Composer Alexander Courage died on May 15, 2008. He worked on several television series, but is best known for composing the theme music for the original Star Trek. He stopped working for Gene Roddenberry after Roddenberry took 50% of the royalties from the theme song for himself. Would the quality of music have been better had Courage stayed on during the series?
Each Star Trek incarnation develops its own musical pattern, but pays homage to the original theme created by Courage. Either in the opening moments of the main theme, used as a baseline to come back to in the closing theme, or mixed somewhere into the score. Deep Space Nine and Voyager didn’t seem to obviously use the original theme, but still borrow some of the style and mood. Enterprise totally abandoned the style and went with Where my Heart Will Take Me, which, if you ask me, was half the reason why Enterprise failed. (The other half was the lack of relevance)
Later this year, as Star Trek XI comes out in theaters, Alexander Courage’s memorable musical phrasing is sure to be a part of the score. It will continue in the ST franchise, and continue to influence science fiction music. And he didn’t even like science fiction!
(Cross-posted at Sociologique)
Yesterday morning, Ariela and I were up at the crack of, no, actually we were up before dawn, racing down to WORT 89.9 fm in downtown Madison for a show of Other Voices. from 5-8 AM Ariela was playing some classical music performed by and/or conducted by women. This was, after all, a show intended to highlight the contributions of women to classical music.
You can listen to the show online here at this link, but it is not available to be downloaded as an mp3. (This will be available from now through May 4th 2008 – on May 5th next week’s show will record over it)

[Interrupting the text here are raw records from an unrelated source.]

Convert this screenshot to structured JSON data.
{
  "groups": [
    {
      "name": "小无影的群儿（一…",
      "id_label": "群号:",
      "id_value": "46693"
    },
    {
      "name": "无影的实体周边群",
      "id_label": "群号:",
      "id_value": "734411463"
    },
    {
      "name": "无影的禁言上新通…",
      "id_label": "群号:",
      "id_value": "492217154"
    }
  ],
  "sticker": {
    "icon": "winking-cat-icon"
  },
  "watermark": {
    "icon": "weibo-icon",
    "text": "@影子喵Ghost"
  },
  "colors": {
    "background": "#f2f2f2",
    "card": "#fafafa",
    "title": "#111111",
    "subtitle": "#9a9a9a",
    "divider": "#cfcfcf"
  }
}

For the first hour and forty-five minutes, Ariela went solo, playing music performed by women, and its good stuff if you want to listen to it. At the 105 minute mark (you can skip ahead if you want to), Ariela cut the music that was playing to introduce the next topic: Holst’s The Planets, and some of its influence on science fiction film music. Let me tell you a little about its genesis, and what happened off the air during the show. Continue reading In which someone notices I’m a man
I’m currently preparing to go on the radio tomorrow morning for a little spot on a classical music show. The radio station is WORT 89.9 fm, and the show is called Other Voices. It’s a show that focuses on women in classical music. Then why the heck am I going to be on it?
Well, my extensive science fiction soundtrack collection has shown me consistent patterns and themes running throughout the SciFi film/TV genre. Not only have my ears picked these things out, but my lady-love Ariela has been sprinkling musicology terms in my midst and it’s hard not to think about them. Consequently, I have come to notice and understand the pervasive influence of Gustav Holst’s The Planets in science fiction music.
So Monday the 28th of April, I’ll be talking about Holst and SciFi music and the composers that wrote that music. All men. On a show about women. Actually, the feminine focus of this portion of this week’s show will be Continue reading ALERT! Karl on the radio Monday